While the holiday season can bring a lot of joy, it can do a lot of damage to your wallet. Buying gifts for family and friends isn’t a cheap endeavor. And with inflation, it seems everything is more expensive than it was a year ago.
If you’re feeling anxious about holiday shopping this year, you’re not alone. The good news is, there are things you can do to make sure you’re financially prepared. In this article, we share five tips that will help you — and your bank account — survive the holiday shopping season.
1. Start Saving Immediately
Saving money is important regardless of what month it is. However, to prepare yourself for all the extra holiday spending, saving money right now is essential. Luckily, there are simple ways you can do that.
One of the best ways to save is to create a budget (or reassess the budget you already have). Take a look at your current income and expenses and find ways you can cut back and allocate more to your savings account.
For instance, what if you made your coffee instead of buying it at Starbucks? What if you cooked more dinners at home instead of always eating out? You may think these changes are too small to make a difference, but they add up over time.
There are also apps you can use to help you save. Some banks, in particular, will link your debit card to your savings and round up every purchase you make to the nearest dollar. The difference is then automatically transferred to your savings account. With this feature, you don’t have to think twice about putting money aside for holiday shopping.
2. Pay With Cash
A great way to avoid overspending is to use cash instead of your credit card. While there are many benefits to using credit cards, like earning rewards, they can do serious damage to your financial standing. Credit cards let you buy now and pay later. If you’re not careful, you can end up spending money you can’t readily pay back, which can lead to burdensome debt.
Multiple studies have found that people spend more money when using a credit card rather than cash. This is partly due to the fact that, with cash, you only have access to money you actually have. Cash is also physical. Unlike paying with a card, you’ll actually see your money dwindling, which can make you a more mindful spender.

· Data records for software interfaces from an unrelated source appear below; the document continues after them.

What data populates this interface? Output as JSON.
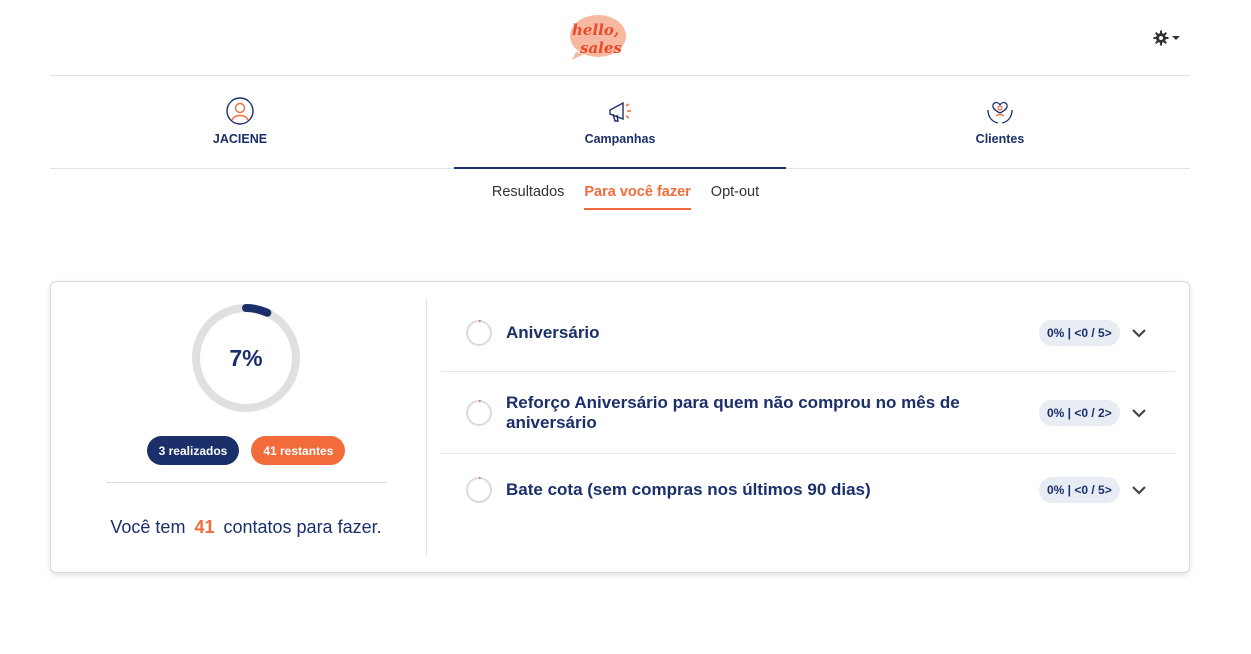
{
  "brand": {
    "logo_alt": "hello sales"
  },
  "colors": {
    "primary": "#1b2f6b",
    "accent": "#f26b3a",
    "ring_track": "#e0e0e0"
  },
  "header": {
    "settings_icon": "gear-icon"
  },
  "main_nav": [
    {
      "label": "JACIENE",
      "icon": "user-icon",
      "active": false
    },
    {
      "label": "Campanhas",
      "icon": "megaphone-icon",
      "active": true
    },
    {
      "label": "Clientes",
      "icon": "heart-hands-icon",
      "active": false
    }
  ],
  "sub_tabs": [
    {
      "label": "Resultados",
      "active": false
    },
    {
      "label": "Para você fazer",
      "active": true
    },
    {
      "label": "Opt-out",
      "active": false
    }
  ],
  "progress": {
    "percent_label": "7%",
    "fraction": 0.07,
    "done_label": "3 realizados",
    "remaining_label": "41 restantes",
    "summary_prefix": "Você tem",
    "summary_count": "41",
    "summary_suffix": "contatos para fazer."
  },
  "campaigns": [
    {
      "title": "Aniversário",
      "badge": "0% | <0 / 5>"
    },
    {
      "title": "Reforço Aniversário para quem não comprou no mês de aniversário",
      "badge": "0% | <0 / 2>"
    },
    {
      "title": "Bate cota (sem compras nos últimos 90 dias)",
      "badge": "0% | <0 / 5>"
    }
  ]
}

Last year, an increasing number of shoppers acquired holiday debt to the tune of $1,249 on average. To keep yourself on a budget this year, do your best to use cash whenever possible.
3. Learn the Truth About Sales
Black Friday — ever heard of it? It’s arguably one of the busiest shopping days ever. Held on the Friday after Thanksgiving, it marks the beginning of the Christmas shopping season. In celebration of that fact, retailers offer promotions and often open as early as midnight. And while you may plan to knock out most of your holiday shopping on this day, that might not be a good idea.
It turns out Black Friday isn’t necessarily the best day for all sales. Sure, you might find a good deal on a TV, but that doesn’t mean you’ll save on every purchase. That’s why it’s important to avoid getting caught up in the illusion of Black Friday. Make sure you’re still being conscious of what you’re spending, and compare prices to ensure you’re actually getting the best deal.
Keep in mind that many retailers run sales before the holiday season even gets started. Ever heard of “Christmas in July?” That’s when stores trot out unsold items from the previous holiday season and sell them at discounted rates to attract customers. If you’re interested in saving money on Christmas baubles, plan to start next year’s shopping during the summer.
4. Have a Strategy
How you shop can make or break your holiday spending goals. Are you a spontaneous shopper? Do you make purchases on a whim, or do you spend time thinking before putting your debit card down? The key to saving money is having a strategy. And one of the best strategies is making a list before even leaving your house.
The truth is, stores are designed to make you spend money. Items are laid out in a certain way to draw consumers in. If you aren’t careful, you can get swept up and end up buying things you don’t need. Take time to write down what you’re shopping for this holiday season. Ideally, this will keep you from overindulging. It can also help you get in and out of stores quicker, so you aren’t spending all day at the mall.
Another benefit to making a list is it forces you to do your homework early. Rather than walking into a store and buying whatever you see, you’ll know what you want to buy everyone on your list.
5. Don’t Confuse Expense With Thoughtfulness
One of the best ways to save money on holiday shopping is to set boundaries around gift-giving. Some people are under the impression they have to spend tons of money to show people they’re appreciated. But that’s not true. Some of the best gifts don’t cost money, and if they do, it needn’t be a lot.
This holiday season, spend some time brainstorming homemade gifts. For instance, you could make ornaments for your family members or embellish a picture frame. If you’re crafty, you could knit scarves or mittens. There are many different do-it-yourself options available. If you need DIY ideas, check out Pinterest or Google.
Thrift stores are also great places to shop for holiday gifts. They are a goldmine for one-of-a-kind gifts you probably won’t find in other places. Online marketplaces like Facebook Marketplace, Etsy, and eBay are also worth checking out if you want unique and inexpensive presents.
Don’t let holiday shopping stress you out or cause you to acquire debt. Instead, use the tips above to keep yourself from overspending so you can truly enjoy the holiday season.